I’ll click an e-mail, and it takes me to the editor for that e-mail. Note that I can’t even Command + Click to open it in another tab. Whether they meant to or not, ActiveCampaign has handicapped Command + Click from the automation editor. If I wished to change backward and forward in between various emails, I would intuitively be inclined open the same automation in various tabs, then open the particular e-mails from each of those tabs.
In the Automations area, there’s a “Handle Messages” area. From here, you can see all of the messages in each of your automations. You can modify every one, or you can Command + Click to open each in a brand-new tab to more easily modify your whole series. . Contrast that with ConvertKit’s Series.
Once again, it would save me a lot of time to have ConvertKit’s automation email modifying experience on ActiveCampaign – . However choosing an email marketing platform is like selecting a spouse. ActiveCampaign makes up for it with their Message Variables, more robust automations, and advanced division. Speaking of segmentation, another factor I switched from MailChimp to ActiveCampaign was that MailChimp has limited division alternatives.
You can combine qualities with an AND/OR operator, and you can blend and match those groups of qualities with another AND/OR operator. With MailChimp, you can just sector by AND/OR, however MailChimp’s Pro strategy permits more advanced segmenting, for an extra $199 a month.

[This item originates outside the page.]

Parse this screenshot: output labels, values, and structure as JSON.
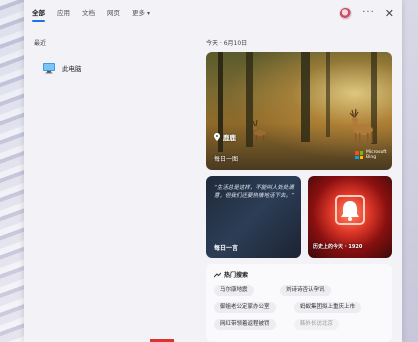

In my look for the best email marketing platform, I saw lots of others, some of which I’ve already mentioned.
ConvertKit. If I weren’t on ActiveCampaign, I would most likely be utilizing ConvertKit. Their automations are a lot easier to build, though they aren’t as versatile as ActiveCampaign’s, and their divisions choices aren’t as sophisticated either. They likewise do not have goal tracking, or Message Variables. MailChimp. You already understand that I switched from MailChimp to ActiveCampaign.